Bottom Line: Heritable variance v in log fitness due to unlinked loci reduces Λ by e⁻⁴(v) under polygamy and e⁻⁸ (v) under monogamy.We also consider the effect of sweeps on neutral diversity and show that, while even occasional sweeps can greatly reduce neutral diversity, this effect saturates as sweeps become more common-diversity can be maintained even in populations experiencing very strong interference.Our results indicate that for some organisms the rate of adaptive substitution may be primarily recombination-limited, depending only weakly on the mutation supply and the strength of selection.

View Article: PubMed Central - PubMed

Affiliation: Institute of Science and Technology Austria, Klosterneuburg, Austria. dbw@ist.ac.at

ABSTRACT
In large populations, many beneficial mutations may be simultaneously available and may compete with one another, slowing adaptation. By finding the probability of fixation of a favorable allele in a simple model of a haploid sexual population, we find limits to the rate of adaptive substitution, Λ, that depend on simple parameter combinations. When variance in fitness is low and linkage is loose, the baseline rate of substitution is Λ₀ = 2NU , where N is the population size, U is the rate of beneficial mutations per genome, and is their mean selective advantage.

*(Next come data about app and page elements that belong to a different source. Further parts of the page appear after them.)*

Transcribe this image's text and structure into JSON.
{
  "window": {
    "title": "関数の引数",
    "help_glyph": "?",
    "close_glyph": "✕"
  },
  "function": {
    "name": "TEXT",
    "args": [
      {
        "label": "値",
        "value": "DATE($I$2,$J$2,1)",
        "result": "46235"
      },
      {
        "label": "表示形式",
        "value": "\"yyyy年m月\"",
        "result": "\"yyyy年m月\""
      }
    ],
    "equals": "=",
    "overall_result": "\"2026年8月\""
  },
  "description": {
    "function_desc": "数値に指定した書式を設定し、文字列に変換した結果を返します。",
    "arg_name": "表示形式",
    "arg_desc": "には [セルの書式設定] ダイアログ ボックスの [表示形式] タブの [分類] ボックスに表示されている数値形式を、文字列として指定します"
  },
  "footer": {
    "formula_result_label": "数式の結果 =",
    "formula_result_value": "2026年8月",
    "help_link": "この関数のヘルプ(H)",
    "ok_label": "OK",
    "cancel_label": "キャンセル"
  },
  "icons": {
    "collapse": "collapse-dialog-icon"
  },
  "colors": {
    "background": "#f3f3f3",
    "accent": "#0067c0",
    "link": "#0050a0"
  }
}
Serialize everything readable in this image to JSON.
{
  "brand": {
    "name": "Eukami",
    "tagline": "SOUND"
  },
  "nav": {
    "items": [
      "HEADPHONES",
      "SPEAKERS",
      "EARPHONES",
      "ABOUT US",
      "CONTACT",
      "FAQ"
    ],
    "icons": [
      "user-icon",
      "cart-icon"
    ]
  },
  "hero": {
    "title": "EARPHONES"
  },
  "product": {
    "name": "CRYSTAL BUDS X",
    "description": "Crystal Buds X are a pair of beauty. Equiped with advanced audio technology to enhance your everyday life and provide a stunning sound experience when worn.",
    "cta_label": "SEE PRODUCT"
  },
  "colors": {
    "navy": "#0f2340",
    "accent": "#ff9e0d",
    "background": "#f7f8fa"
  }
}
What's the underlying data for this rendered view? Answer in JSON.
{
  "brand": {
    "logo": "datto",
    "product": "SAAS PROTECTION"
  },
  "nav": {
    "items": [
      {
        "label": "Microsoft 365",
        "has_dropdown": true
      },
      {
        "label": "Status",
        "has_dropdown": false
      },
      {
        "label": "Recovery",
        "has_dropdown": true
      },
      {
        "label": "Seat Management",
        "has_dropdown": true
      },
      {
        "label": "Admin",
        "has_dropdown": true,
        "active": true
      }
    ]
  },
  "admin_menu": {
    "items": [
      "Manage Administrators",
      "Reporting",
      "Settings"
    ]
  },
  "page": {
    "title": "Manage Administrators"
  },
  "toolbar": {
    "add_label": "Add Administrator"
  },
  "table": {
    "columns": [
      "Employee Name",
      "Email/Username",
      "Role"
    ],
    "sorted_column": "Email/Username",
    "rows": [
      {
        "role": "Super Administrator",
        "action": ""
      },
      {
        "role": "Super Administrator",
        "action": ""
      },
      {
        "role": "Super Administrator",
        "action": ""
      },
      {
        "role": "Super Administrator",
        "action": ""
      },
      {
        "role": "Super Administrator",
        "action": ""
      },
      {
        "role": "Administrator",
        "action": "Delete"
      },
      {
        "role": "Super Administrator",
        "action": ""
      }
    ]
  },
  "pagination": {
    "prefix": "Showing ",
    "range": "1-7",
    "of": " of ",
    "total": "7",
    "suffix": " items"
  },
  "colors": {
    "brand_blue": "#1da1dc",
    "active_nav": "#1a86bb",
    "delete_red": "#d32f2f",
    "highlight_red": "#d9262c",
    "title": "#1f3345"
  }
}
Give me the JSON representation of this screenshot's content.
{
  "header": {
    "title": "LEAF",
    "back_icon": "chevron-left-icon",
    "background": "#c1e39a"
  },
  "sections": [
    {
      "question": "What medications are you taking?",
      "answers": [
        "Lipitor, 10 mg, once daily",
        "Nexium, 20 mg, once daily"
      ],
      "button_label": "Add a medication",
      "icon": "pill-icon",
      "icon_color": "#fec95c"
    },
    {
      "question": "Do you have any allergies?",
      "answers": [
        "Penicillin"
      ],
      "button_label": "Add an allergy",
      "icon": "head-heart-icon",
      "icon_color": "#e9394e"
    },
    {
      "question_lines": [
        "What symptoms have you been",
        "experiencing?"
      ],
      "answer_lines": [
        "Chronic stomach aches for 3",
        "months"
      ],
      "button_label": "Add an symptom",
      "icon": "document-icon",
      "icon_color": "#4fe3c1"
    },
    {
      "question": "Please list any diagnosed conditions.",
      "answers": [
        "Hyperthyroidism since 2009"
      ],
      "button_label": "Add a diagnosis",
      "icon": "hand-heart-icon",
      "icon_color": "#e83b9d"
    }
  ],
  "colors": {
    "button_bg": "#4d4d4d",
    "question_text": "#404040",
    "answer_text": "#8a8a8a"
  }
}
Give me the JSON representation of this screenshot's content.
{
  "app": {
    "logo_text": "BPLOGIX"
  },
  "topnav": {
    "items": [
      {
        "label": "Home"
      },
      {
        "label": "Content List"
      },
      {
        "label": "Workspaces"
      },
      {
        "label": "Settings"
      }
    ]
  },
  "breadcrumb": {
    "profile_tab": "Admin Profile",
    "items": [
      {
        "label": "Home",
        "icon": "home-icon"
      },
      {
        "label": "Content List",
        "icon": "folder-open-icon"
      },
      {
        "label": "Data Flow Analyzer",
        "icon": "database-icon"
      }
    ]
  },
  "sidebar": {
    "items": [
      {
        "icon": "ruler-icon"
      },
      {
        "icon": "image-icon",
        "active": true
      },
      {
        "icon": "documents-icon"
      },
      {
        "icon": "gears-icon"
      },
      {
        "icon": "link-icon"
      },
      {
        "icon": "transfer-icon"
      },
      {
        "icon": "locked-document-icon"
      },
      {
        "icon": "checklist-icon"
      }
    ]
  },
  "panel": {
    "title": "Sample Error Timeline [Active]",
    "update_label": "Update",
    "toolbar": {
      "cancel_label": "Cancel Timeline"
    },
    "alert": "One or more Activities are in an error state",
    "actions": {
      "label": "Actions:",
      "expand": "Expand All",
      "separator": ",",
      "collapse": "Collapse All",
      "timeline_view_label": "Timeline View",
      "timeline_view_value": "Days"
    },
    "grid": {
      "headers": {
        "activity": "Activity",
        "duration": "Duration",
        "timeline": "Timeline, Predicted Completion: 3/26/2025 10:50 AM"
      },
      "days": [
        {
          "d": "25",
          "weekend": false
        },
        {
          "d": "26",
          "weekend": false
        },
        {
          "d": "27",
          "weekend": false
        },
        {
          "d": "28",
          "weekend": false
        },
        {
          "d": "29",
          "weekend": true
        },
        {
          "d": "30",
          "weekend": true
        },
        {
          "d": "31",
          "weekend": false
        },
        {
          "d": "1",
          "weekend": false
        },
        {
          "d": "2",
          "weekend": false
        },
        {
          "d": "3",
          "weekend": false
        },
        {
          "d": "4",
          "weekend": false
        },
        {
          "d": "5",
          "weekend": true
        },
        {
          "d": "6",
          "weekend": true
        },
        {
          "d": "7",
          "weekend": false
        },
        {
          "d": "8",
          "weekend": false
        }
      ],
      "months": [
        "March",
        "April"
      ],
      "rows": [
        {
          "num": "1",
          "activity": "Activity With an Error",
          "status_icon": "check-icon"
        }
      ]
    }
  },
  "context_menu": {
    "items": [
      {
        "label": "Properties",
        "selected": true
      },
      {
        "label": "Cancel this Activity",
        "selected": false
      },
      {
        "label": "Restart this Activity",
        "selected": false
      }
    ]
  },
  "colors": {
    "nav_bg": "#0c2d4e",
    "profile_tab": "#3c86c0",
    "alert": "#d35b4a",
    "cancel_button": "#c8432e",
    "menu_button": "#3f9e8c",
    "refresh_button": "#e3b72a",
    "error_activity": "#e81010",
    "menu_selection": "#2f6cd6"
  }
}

Heritable variance v in log fitness due to unlinked loci reduces Λ by e⁻⁴(v) under polygamy and e⁻⁸ (v) under monogamy. With a linear genetic map of length R Morgans, interference is yet stronger. We use a scaling argument to show that the density of adaptive substitutions depends on s, N, U, and R only through the baseline density: Λ/R = F (Λ₀/R). Under the approximation that the interference due to different sweeps adds up, we show that Λ/R ~(Λ₀/R) / (1 +2Λ₉/R) , implying that interference prevents the rate of adaptive substitution from exceeding one per centimorgan per 200 generations. Simulations and numerical calculations confirm the scaling argument and confirm the additive approximation for Λ₀/R ~ 1; for higher Λ₀/R , the rate of adaptation grows above R/2, but only very slowly. We also consider the effect of sweeps on neutral diversity and show that, while even occasional sweeps can greatly reduce neutral diversity, this effect saturates as sweeps become more common-diversity can be maintained even in populations experiencing very strong interference. Our results indicate that for some organisms the rate of adaptive substitution may be primarily recombination-limited, depending only weakly on the mutation supply and the strength of selection.

Show MeSH
Related in: MedlinePlus